Adoption agencies, homeless shelters, youth groups, hospitals and hospices: a host of religious institutions were behind these Big Society initiatives well before they took on that name. Men and women devoted to their God and their faith staffed the soup kitchens and the schools that offered a network of benevolent support to the most vulnerable.
But these institutions, whether Christian or Jewish, Muslim or Hindu, cannot survive in the hostile environment that Britain has become. The challenge to Catholic adoption agencies set the scene: the government stopped agencies from rendering their service because they were cherry picking the recipients of that service. It didn’t matter that many thousands of children would now lose a chance to be with loving parents; if Catholic adoption agencies wouldn’t match children to gays, then they couldn’t match children to heterosexuals either.
This was a short-sighted move by the government (that it mirrored what was happening in America was no excuse.) In a climate of austerity, when the Coalition would like to shrink the government rather than increase it, Britain needs all the charities it can get. They are the little battalions that can get the job done and spread an atmosphere of “we’re all in this together”.
But many of the little battalions now won’t brave the inclement Coalition weather.
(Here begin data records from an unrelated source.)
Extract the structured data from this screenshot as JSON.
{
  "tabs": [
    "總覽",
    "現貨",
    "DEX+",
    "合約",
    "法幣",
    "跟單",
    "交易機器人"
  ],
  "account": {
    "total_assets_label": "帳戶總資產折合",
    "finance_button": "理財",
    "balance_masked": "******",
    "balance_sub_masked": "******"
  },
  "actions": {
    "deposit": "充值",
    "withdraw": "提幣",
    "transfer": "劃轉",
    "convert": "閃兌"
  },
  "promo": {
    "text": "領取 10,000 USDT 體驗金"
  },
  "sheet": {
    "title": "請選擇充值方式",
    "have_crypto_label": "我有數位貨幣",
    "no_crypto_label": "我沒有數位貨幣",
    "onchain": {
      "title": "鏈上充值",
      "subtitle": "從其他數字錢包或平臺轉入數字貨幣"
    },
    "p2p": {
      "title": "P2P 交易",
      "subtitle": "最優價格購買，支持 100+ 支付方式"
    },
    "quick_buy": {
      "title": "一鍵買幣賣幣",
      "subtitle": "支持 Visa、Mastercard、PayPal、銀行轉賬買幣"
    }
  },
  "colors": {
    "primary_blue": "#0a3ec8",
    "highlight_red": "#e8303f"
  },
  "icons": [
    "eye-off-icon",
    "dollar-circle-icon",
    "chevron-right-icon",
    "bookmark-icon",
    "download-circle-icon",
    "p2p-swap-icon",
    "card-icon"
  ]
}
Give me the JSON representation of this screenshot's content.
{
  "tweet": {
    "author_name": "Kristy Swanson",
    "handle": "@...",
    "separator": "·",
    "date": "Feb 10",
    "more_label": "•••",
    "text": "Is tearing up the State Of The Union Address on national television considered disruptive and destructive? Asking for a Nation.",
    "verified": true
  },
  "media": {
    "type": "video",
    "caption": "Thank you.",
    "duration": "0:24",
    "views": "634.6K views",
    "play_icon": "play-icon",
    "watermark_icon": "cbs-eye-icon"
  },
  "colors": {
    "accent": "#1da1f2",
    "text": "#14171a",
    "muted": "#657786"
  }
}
It’s a bitter blow to them — and to those at the receiving end of their good works.